◆ YOUR INSTRUCTIONS ◆
Could you copy out every line of the data where the word "email" occurs?

Start of DATASET RECORDS

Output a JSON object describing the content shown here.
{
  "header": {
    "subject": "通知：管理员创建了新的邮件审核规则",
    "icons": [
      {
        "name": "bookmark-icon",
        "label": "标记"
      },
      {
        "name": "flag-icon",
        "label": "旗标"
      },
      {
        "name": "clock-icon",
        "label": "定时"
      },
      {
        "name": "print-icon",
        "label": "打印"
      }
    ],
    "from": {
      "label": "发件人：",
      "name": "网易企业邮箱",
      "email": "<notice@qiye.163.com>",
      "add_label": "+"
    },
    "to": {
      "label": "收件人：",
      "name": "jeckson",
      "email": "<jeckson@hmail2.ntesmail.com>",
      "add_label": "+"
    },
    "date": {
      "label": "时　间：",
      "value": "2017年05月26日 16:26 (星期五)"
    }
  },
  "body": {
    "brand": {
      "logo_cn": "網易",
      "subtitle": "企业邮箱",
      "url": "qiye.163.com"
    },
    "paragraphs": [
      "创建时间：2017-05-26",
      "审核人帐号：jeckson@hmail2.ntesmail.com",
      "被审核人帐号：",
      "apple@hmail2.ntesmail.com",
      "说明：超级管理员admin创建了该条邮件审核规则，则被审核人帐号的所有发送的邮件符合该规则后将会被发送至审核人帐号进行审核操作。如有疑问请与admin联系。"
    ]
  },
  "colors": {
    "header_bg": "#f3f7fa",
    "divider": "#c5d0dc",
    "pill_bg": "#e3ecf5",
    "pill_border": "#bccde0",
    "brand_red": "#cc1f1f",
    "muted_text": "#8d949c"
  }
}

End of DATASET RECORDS
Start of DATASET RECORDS

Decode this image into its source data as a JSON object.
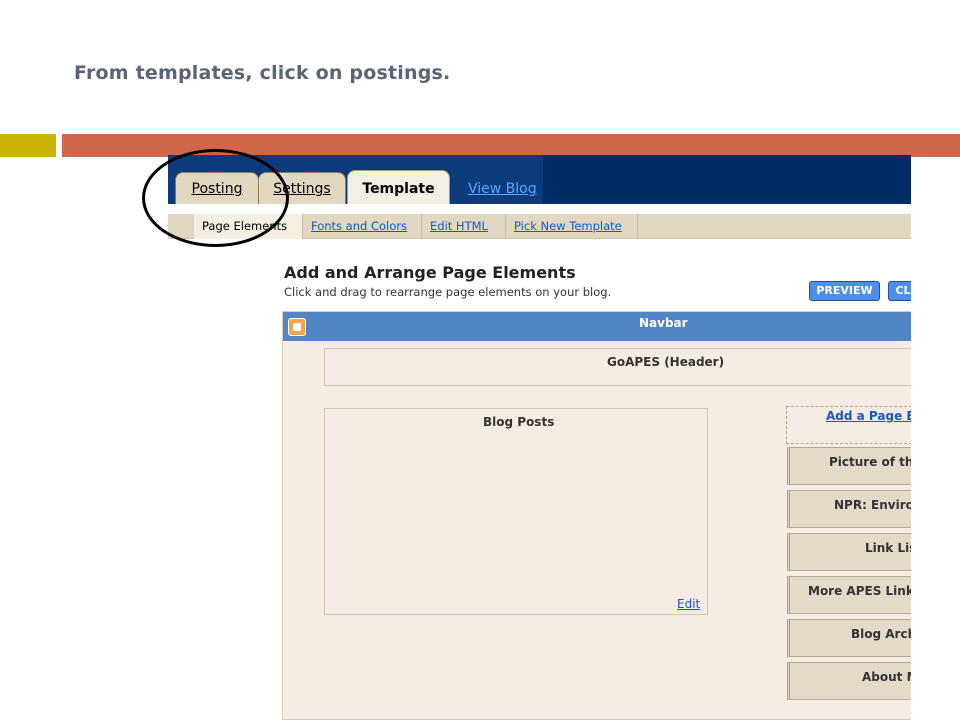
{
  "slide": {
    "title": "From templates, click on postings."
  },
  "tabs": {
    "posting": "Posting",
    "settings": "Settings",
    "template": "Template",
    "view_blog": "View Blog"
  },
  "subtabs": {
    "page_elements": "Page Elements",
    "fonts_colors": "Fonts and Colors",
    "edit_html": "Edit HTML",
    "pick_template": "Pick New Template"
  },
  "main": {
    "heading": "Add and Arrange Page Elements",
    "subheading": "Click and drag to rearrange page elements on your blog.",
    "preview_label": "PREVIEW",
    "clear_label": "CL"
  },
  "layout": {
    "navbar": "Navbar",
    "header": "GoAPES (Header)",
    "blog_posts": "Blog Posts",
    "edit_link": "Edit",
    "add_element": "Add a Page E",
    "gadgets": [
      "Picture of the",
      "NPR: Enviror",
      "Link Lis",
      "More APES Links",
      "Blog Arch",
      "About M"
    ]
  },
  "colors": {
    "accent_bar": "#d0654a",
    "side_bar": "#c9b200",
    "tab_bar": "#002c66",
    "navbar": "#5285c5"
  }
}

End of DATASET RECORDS
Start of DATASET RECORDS

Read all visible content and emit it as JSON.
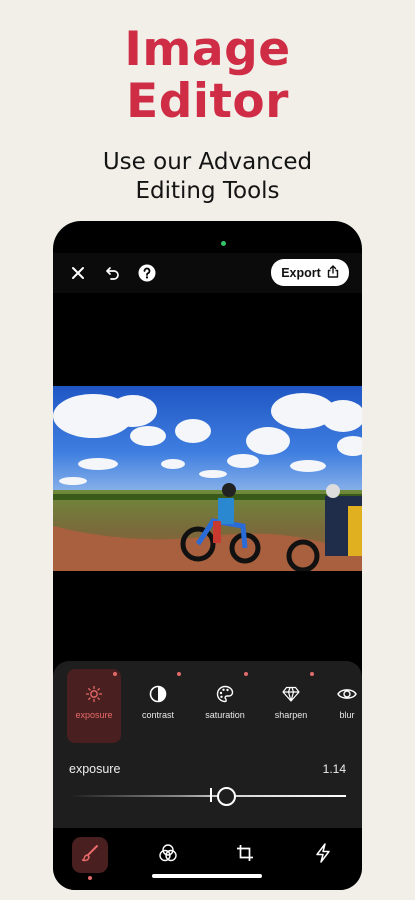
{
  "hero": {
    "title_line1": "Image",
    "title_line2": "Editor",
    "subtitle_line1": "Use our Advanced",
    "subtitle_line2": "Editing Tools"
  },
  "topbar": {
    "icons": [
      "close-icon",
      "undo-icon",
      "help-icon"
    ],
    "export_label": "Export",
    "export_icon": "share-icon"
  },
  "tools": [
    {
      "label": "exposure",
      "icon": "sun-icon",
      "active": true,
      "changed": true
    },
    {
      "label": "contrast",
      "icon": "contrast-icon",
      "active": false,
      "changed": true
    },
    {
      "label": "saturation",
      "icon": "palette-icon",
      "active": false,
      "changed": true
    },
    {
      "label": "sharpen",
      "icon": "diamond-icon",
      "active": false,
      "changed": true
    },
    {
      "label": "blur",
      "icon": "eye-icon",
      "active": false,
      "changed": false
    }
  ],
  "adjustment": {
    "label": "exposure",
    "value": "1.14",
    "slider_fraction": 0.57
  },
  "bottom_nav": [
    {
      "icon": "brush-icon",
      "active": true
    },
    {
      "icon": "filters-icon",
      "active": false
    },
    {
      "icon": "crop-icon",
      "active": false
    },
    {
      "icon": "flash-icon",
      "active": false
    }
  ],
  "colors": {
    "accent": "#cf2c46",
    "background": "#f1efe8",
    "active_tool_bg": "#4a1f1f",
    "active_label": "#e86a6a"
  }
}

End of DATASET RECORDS

◆ ANSWER BELOW ◆
      "email": "<notice@qiye.163.com>",
      "email": "<jeckson@hmail2.ntesmail.com>",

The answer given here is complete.